WHAT DOES A TOOTHBRUSH have to do with cold and flu season? More than you’d think! It’s never fun to battle a cold or a bout of flu, but that’s no reason to slack off on taking care of our teeth and gums.
It can feel like a lot of work to keep up with brushing and flossing when we’re not feeling well, but it’s worth it. Maintaining these simple daily habits is still important. They help us feel more normal, refreshed, and rejuvenated, and when we feel unwell, they can give us a small sense of accomplishment that does a lot for our overall sense of wellbeing. And getting rid of more oral bacteria can only help by giving your immune system less work to do!
Indirectly, not being able to breathe through our noses does make us more vulnerable to tooth decay. When we’re forced to breathe through our mouths, it dries up our saliva. This can be a major problem because saliva is the first line of defense against harmful oral bacteria. It washes away leftover food particles and keeps our oral pH neutral so that our enamel can stay strong.

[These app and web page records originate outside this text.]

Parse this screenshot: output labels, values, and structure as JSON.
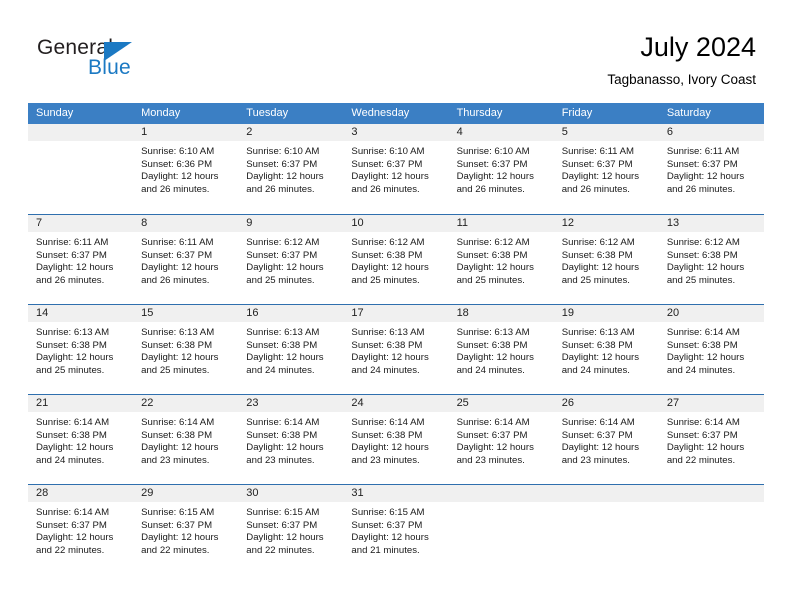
{
  "logo": {
    "primary_text": "General",
    "secondary_text": "Blue",
    "accent_color": "#1b79c3"
  },
  "header": {
    "title": "July 2024",
    "subtitle": "Tagbanasso, Ivory Coast"
  },
  "calendar": {
    "header_color": "#3b7fc4",
    "weekdays": [
      "Sunday",
      "Monday",
      "Tuesday",
      "Wednesday",
      "Thursday",
      "Friday",
      "Saturday"
    ],
    "weeks": [
      [
        {
          "day": "",
          "empty": true,
          "sunrise": "",
          "sunset": "",
          "daylight_line1": "",
          "daylight_line2": ""
        },
        {
          "day": "1",
          "sunrise": "Sunrise: 6:10 AM",
          "sunset": "Sunset: 6:36 PM",
          "daylight_line1": "Daylight: 12 hours",
          "daylight_line2": "and 26 minutes."
        },
        {
          "day": "2",
          "sunrise": "Sunrise: 6:10 AM",
          "sunset": "Sunset: 6:37 PM",
          "daylight_line1": "Daylight: 12 hours",
          "daylight_line2": "and 26 minutes."
        },
        {
          "day": "3",
          "sunrise": "Sunrise: 6:10 AM",
          "sunset": "Sunset: 6:37 PM",
          "daylight_line1": "Daylight: 12 hours",
          "daylight_line2": "and 26 minutes."
        },
        {
          "day": "4",
          "sunrise": "Sunrise: 6:10 AM",
          "sunset": "Sunset: 6:37 PM",
          "daylight_line1": "Daylight: 12 hours",
          "daylight_line2": "and 26 minutes."
        },
        {
          "day": "5",
          "sunrise": "Sunrise: 6:11 AM",
          "sunset": "Sunset: 6:37 PM",
          "daylight_line1": "Daylight: 12 hours",
          "daylight_line2": "and 26 minutes."
        },
        {
          "day": "6",
          "sunrise": "Sunrise: 6:11 AM",
          "sunset": "Sunset: 6:37 PM",
          "daylight_line1": "Daylight: 12 hours",
          "daylight_line2": "and 26 minutes."
        }
      ],
      [
        {
          "day": "7",
          "sunrise": "Sunrise: 6:11 AM",
          "sunset": "Sunset: 6:37 PM",
          "daylight_line1": "Daylight: 12 hours",
          "daylight_line2": "and 26 minutes."
        },
        {
          "day": "8",
          "sunrise": "Sunrise: 6:11 AM",
          "sunset": "Sunset: 6:37 PM",
          "daylight_line1": "Daylight: 12 hours",
          "daylight_line2": "and 26 minutes."
        },
        {
          "day": "9",
          "sunrise": "Sunrise: 6:12 AM",
          "sunset": "Sunset: 6:37 PM",
          "daylight_line1": "Daylight: 12 hours",
          "daylight_line2": "and 25 minutes."
        },
        {
          "day": "10",
          "sunrise": "Sunrise: 6:12 AM",
          "sunset": "Sunset: 6:38 PM",
          "daylight_line1": "Daylight: 12 hours",
          "daylight_line2": "and 25 minutes."
        },
        {
          "day": "11",
          "sunrise": "Sunrise: 6:12 AM",
          "sunset": "Sunset: 6:38 PM",
          "daylight_line1": "Daylight: 12 hours",
          "daylight_line2": "and 25 minutes."
        },
        {
          "day": "12",
          "sunrise": "Sunrise: 6:12 AM",
          "sunset": "Sunset: 6:38 PM",
          "daylight_line1": "Daylight: 12 hours",
          "daylight_line2": "and 25 minutes."
        },
        {
          "day": "13",
          "sunrise": "Sunrise: 6:12 AM",
          "sunset": "Sunset: 6:38 PM",
          "daylight_line1": "Daylight: 12 hours",
          "daylight_line2": "and 25 minutes."
        }
      ],
      [
        {
          "day": "14",
          "sunrise": "Sunrise: 6:13 AM",
          "sunset": "Sunset: 6:38 PM",
          "daylight_line1": "Daylight: 12 hours",
          "daylight_line2": "and 25 minutes."
        },
        {
          "day": "15",
          "sunrise": "Sunrise: 6:13 AM",
          "sunset": "Sunset: 6:38 PM",
          "daylight_line1": "Daylight: 12 hours",
          "daylight_line2": "and 25 minutes."
        },
        {
          "day": "16",
          "sunrise": "Sunrise: 6:13 AM",
          "sunset": "Sunset: 6:38 PM",
          "daylight_line1": "Daylight: 12 hours",
          "daylight_line2": "and 24 minutes."
        },
        {
          "day": "17",
          "sunrise": "Sunrise: 6:13 AM",
          "sunset": "Sunset: 6:38 PM",
          "daylight_line1": "Daylight: 12 hours",
          "daylight_line2": "and 24 minutes."
        },
        {
          "day": "18",
          "sunrise": "Sunrise: 6:13 AM",
          "sunset": "Sunset: 6:38 PM",
          "daylight_line1": "Daylight: 12 hours",
          "daylight_line2": "and 24 minutes."
        },
        {
          "day": "19",
          "sunrise": "Sunrise: 6:13 AM",
          "sunset": "Sunset: 6:38 PM",
          "daylight_line1": "Daylight: 12 hours",
          "daylight_line2": "and 24 minutes."
        },
        {
          "day": "20",
          "sunrise": "Sunrise: 6:14 AM",
          "sunset": "Sunset: 6:38 PM",
          "daylight_line1": "Daylight: 12 hours",
          "daylight_line2": "and 24 minutes."
        }
      ],
      [
        {
          "day": "21",
          "sunrise": "Sunrise: 6:14 AM",
          "sunset": "Sunset: 6:38 PM",
          "daylight_line1": "Daylight: 12 hours",
          "daylight_line2": "and 24 minutes."
        },
        {
          "day": "22",
          "sunrise": "Sunrise: 6:14 AM",
          "sunset": "Sunset: 6:38 PM",
          "daylight_line1": "Daylight: 12 hours",
          "daylight_line2": "and 23 minutes."
        },
        {
          "day": "23",
          "sunrise": "Sunrise: 6:14 AM",
          "sunset": "Sunset: 6:38 PM",
          "daylight_line1": "Daylight: 12 hours",
          "daylight_line2": "and 23 minutes."
        },
        {
          "day": "24",
          "sunrise": "Sunrise: 6:14 AM",
          "sunset": "Sunset: 6:38 PM",
          "daylight_line1": "Daylight: 12 hours",
          "daylight_line2": "and 23 minutes."
        },
        {
          "day": "25",
          "sunrise": "Sunrise: 6:14 AM",
          "sunset": "Sunset: 6:37 PM",
          "daylight_line1": "Daylight: 12 hours",
          "daylight_line2": "and 23 minutes."
        },
        {
          "day": "26",
          "sunrise": "Sunrise: 6:14 AM",
          "sunset": "Sunset: 6:37 PM",
          "daylight_line1": "Daylight: 12 hours",
          "daylight_line2": "and 23 minutes."
        },
        {
          "day": "27",
          "sunrise": "Sunrise: 6:14 AM",
          "sunset": "Sunset: 6:37 PM",
          "daylight_line1": "Daylight: 12 hours",
          "daylight_line2": "and 22 minutes."
        }
      ],
      [
        {
          "day": "28",
          "sunrise": "Sunrise: 6:14 AM",
          "sunset": "Sunset: 6:37 PM",
          "daylight_line1": "Daylight: 12 hours",
          "daylight_line2": "and 22 minutes."
        },
        {
          "day": "29",
          "sunrise": "Sunrise: 6:15 AM",
          "sunset": "Sunset: 6:37 PM",
          "daylight_line1": "Daylight: 12 hours",
          "daylight_line2": "and 22 minutes."
        },
        {
          "day": "30",
          "sunrise": "Sunrise: 6:15 AM",
          "sunset": "Sunset: 6:37 PM",
          "daylight_line1": "Daylight: 12 hours",
          "daylight_line2": "and 22 minutes."
        },
        {
          "day": "31",
          "sunrise": "Sunrise: 6:15 AM",
          "sunset": "Sunset: 6:37 PM",
          "daylight_line1": "Daylight: 12 hours",
          "daylight_line2": "and 21 minutes."
        },
        {
          "day": "",
          "empty": true,
          "sunrise": "",
          "sunset": "",
          "daylight_line1": "",
          "daylight_line2": ""
        },
        {
          "day": "",
          "empty": true,
          "sunrise": "",
          "sunset": "",
          "daylight_line1": "",
          "daylight_line2": ""
        },
        {
          "day": "",
          "empty": true,
          "sunrise": "",
          "sunset": "",
          "daylight_line1": "",
          "daylight_line2": ""
        }
      ]
    ]
  }
}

Sometimes it’s the medicine we take that dries out our mouths (antihistamines, pain relievers, and decongestants are all big offenders), so make sure to drink plenty of water and breathe through your nose whenever possible.
Have you ever gotten that snotty taste in your mouth when you have a cold? If you can taste it, then it’s probably what your breath smells like, and it comes from post-nasal drip (the excess mucus that leaks down the back of the throat during a runny nose). Bacteria can easily multiply in this situation, resulting in unpleasant smells. There’s one more reason to keep up with brushing and flossing while we’re sick!
Harmful bacteria likes to live in our mouths because it can get plenty of access to its favorite food there: sugar. When we eat sugary cough drops, it might help with the cough, but it’s as bad for our teeth as hard candy. In addition to generally cutting back on sugary foods and drinks, we recommend choosing a sugar-free cough drop for combating a cough.
Likewise, use water or other sugar-free drinks to rehydrate when an illness is using up all your body’s fluids. When we do consume sugar, we should rinse with water after to wash away the leftovers. Drinking plenty of water is particularly important when we have a stomach bug, because it helps protect our teeth from the damage stomach acid can do to them if we’re vomiting frequently.
If we haven’t answered all your questions about how common illnesses and oral health interact with each other, just let us know! We want to make sure all our patients have the information they need to keep their teeth and gums in good shape, even when they’re not feeling well!